the sea front at Kep

Most of the time we'll be living in a wooden hut on the island with no mod cons (shower from a rainwater barrel, long drop loos etc) - a break from wasteful western culture and our addiction to consumerism!  Something like this .......


I will post some photos when I can get enough wifi signal.  If you never hear from me again it's because I've decided not to come back!!!




Thursday, 22 December 2016

A poetic Christmas card








This isn't one of mine - I found it on 'The Poke'  and loved the humour of it! I just wanted to wish a very happy year-end festival to all my friends and followers wherever you are and whatever you believe.  I'm an aetheist, but was brought up in a Christian culture and I love the seasonal festivals with all their undertones of an older religion rooted in nature and mythology.  I celebrate the things that we share with all other world religions - the idea of hope, symbolised by the returning light after winter darkness, the birth of a child, the importance of kindness to all living things, and the delight in rituals and ceremonies that bring us together with others.  May 2017 be filled with light, friendship and kindness.

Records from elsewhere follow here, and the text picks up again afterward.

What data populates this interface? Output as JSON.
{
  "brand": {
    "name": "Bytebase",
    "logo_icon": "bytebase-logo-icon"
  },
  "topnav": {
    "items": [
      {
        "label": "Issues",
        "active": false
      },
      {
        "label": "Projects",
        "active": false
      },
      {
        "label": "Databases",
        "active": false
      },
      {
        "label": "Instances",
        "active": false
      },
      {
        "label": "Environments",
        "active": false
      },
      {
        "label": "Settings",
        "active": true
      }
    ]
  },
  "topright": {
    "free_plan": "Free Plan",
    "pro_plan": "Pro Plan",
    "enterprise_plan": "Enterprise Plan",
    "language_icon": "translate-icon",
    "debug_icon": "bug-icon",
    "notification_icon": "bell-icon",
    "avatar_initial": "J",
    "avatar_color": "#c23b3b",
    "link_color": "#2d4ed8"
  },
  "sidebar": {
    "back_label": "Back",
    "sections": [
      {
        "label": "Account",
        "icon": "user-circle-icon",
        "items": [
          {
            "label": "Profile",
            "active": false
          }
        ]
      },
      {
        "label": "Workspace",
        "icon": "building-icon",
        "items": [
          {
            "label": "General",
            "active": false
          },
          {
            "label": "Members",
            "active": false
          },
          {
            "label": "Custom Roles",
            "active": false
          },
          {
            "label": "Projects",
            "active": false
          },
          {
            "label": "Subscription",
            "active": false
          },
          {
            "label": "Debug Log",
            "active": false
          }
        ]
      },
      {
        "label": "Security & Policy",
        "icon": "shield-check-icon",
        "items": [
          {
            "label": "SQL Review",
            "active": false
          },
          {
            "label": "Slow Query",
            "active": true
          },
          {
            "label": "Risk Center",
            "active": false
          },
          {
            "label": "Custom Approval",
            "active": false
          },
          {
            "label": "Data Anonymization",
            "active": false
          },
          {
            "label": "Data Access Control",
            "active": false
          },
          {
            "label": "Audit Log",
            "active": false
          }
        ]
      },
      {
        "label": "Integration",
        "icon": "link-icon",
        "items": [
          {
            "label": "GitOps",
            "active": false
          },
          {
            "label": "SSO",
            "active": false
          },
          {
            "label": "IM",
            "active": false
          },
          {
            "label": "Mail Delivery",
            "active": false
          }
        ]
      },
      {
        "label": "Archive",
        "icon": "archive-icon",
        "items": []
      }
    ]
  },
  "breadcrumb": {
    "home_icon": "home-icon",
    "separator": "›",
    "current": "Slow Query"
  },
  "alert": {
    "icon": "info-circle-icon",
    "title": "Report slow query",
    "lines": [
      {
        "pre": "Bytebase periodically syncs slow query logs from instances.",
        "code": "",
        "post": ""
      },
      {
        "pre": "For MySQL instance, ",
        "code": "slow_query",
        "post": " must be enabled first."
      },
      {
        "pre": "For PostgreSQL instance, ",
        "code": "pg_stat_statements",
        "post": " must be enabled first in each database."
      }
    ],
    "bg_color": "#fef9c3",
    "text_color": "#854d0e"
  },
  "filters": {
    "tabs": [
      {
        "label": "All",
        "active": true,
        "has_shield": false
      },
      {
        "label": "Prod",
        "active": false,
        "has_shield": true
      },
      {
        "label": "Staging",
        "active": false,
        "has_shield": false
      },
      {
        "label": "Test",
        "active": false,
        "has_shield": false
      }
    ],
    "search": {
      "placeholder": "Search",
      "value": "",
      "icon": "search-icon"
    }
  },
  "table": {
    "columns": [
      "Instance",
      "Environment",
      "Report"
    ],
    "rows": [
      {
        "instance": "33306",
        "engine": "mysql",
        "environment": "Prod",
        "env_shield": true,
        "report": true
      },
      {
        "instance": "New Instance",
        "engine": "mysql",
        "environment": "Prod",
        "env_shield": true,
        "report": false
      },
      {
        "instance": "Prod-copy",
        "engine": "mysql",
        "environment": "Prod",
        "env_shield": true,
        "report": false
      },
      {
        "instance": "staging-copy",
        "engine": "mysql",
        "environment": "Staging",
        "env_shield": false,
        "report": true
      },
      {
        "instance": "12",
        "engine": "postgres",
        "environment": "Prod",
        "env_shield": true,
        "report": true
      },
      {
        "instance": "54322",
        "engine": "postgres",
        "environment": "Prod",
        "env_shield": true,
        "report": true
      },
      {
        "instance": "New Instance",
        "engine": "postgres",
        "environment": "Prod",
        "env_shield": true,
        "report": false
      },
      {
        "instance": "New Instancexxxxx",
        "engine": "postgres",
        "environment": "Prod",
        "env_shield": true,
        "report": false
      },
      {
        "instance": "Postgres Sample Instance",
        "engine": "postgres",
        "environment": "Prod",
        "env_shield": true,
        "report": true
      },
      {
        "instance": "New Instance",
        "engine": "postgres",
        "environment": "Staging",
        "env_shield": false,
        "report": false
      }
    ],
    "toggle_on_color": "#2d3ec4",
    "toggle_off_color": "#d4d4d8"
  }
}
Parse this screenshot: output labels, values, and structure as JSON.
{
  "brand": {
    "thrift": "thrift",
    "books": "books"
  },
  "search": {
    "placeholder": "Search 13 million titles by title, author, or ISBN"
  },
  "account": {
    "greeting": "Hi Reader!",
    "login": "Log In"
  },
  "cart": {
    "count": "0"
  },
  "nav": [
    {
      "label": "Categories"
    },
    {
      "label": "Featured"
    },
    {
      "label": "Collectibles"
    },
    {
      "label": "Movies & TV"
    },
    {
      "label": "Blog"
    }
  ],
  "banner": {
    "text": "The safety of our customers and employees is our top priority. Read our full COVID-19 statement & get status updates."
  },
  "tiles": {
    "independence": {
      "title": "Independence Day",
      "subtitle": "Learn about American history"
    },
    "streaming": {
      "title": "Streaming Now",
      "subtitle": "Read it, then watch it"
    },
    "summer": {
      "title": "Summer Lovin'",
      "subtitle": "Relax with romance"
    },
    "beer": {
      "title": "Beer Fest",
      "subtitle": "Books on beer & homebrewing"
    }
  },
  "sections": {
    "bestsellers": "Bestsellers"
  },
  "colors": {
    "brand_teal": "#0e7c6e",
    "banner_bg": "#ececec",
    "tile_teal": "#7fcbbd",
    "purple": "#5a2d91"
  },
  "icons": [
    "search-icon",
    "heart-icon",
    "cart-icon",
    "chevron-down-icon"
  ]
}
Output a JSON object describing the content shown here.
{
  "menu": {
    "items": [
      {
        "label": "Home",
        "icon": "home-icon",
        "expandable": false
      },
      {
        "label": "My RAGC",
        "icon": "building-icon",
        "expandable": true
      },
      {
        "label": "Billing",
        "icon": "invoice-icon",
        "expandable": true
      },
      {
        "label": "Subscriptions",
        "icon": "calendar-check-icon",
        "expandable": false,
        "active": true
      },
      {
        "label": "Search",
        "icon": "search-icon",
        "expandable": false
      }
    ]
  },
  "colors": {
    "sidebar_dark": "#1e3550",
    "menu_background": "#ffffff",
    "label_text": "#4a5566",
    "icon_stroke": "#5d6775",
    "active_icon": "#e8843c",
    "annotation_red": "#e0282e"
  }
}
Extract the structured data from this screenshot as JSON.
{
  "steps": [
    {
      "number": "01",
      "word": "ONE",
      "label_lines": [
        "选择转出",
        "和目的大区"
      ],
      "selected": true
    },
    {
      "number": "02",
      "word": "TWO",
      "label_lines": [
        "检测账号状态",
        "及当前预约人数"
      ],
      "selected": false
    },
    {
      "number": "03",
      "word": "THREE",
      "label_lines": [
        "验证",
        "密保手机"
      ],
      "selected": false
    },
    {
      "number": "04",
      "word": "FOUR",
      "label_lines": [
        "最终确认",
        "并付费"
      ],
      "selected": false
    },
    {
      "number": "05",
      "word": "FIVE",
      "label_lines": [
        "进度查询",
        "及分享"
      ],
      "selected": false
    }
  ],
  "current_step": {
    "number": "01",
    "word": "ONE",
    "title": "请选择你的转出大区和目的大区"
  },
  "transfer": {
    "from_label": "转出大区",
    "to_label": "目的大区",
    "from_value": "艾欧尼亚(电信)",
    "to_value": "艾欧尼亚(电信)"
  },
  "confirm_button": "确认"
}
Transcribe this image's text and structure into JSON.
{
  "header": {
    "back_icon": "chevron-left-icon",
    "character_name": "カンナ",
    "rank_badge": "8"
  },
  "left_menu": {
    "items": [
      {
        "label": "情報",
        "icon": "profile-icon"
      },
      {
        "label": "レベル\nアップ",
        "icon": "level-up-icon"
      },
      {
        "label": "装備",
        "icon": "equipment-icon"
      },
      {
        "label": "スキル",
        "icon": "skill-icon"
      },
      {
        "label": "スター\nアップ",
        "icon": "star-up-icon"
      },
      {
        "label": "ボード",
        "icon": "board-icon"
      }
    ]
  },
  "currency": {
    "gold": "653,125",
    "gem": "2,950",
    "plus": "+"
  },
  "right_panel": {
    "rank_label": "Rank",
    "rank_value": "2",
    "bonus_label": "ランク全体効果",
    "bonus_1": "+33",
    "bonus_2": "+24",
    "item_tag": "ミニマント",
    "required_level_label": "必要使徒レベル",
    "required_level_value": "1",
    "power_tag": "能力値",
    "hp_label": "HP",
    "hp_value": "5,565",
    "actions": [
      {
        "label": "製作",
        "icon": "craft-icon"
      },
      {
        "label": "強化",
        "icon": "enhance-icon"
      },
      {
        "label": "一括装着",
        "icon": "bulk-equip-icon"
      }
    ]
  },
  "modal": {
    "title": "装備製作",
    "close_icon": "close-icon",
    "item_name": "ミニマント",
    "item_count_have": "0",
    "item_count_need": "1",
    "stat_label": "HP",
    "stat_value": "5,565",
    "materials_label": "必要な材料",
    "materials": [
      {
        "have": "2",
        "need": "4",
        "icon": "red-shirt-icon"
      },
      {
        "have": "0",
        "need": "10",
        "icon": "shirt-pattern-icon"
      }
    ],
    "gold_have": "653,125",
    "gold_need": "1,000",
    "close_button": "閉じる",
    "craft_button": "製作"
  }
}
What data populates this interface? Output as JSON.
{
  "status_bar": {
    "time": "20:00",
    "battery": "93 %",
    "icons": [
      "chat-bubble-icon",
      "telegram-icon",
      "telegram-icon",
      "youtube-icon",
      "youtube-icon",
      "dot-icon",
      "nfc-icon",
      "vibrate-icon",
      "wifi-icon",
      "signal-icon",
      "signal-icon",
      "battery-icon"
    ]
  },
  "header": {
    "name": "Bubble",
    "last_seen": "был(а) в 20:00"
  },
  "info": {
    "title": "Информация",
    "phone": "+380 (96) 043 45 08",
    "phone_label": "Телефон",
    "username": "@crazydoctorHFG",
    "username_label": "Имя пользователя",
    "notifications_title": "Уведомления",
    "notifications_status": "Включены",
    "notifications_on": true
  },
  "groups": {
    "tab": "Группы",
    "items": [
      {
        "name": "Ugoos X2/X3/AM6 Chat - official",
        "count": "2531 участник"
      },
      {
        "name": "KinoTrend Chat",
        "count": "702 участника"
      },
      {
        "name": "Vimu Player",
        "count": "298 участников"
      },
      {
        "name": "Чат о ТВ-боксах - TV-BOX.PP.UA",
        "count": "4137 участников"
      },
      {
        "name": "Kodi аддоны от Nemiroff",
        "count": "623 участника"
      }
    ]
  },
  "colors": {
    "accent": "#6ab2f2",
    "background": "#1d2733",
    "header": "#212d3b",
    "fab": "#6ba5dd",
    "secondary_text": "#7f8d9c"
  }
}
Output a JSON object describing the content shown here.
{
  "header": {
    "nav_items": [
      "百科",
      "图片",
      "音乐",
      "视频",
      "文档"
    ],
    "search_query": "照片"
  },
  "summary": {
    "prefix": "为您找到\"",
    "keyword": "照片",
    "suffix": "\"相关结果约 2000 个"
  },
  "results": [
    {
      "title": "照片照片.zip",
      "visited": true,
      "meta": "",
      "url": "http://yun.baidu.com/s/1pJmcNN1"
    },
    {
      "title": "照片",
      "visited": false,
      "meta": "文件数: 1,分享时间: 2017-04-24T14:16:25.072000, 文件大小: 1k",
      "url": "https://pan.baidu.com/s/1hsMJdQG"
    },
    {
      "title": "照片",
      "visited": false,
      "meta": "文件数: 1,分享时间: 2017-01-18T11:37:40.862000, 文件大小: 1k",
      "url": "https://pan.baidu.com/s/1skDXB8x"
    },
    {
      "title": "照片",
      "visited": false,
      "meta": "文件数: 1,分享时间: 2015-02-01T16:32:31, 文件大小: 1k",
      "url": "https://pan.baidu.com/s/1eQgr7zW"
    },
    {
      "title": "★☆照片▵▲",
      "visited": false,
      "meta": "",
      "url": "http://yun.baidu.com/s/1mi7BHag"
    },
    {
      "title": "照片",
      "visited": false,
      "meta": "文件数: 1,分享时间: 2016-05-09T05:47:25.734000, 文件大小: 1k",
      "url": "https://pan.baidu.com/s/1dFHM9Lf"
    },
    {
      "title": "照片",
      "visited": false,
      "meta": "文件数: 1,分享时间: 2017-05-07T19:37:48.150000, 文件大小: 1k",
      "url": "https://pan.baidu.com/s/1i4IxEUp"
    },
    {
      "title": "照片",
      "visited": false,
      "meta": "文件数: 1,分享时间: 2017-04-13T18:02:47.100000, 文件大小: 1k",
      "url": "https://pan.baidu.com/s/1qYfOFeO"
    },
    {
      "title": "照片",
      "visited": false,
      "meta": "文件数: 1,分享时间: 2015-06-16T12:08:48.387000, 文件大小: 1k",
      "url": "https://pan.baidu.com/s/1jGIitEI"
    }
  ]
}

Sunday, 4 December 2016

Sunday Book: My Name is Lucy Barton - Elizabeth Strout

I've just read my first Elizabeth Strout - a slim, elegant volume called 'My Name is Lucy Barton'.  and now I'm wondering why it took me so long to discover her.  Friends have been raving about her for a long time.  But I'm resistant to hype and this year I haven't been much in the mood for reading.  I'm just beginning to find my way back into books and I think Lucy Barton was a good start.

The novel is short, weighing in at 191 well-spaced pages, and the narrative is mesmerising.  A young woman is in hospital, forced to spend time thinking back over her life, and then - unexpectedly - her mother arrives to look after her.   Little by little, as the narrator goes backwards and forwards, there are quiet revelations and epiphanies.



Lucy Barton's relationships are revealed with the honesty of an autopsy, yet you are always aware of the narrator as a person who doesn't always want to confront the truth.  Sometimes you as reader can see what was going on while the narrator is still in denial.

I loved it - I loved both its complexity and its deceptive simplicity.  This is the kind of writing that is so good it leaves you breathless - reminding me a little of Raymond Carver's minimalism, but with more emotional depth.  I will be reading Elizabeth Strout again.  Olive Kitteridge next.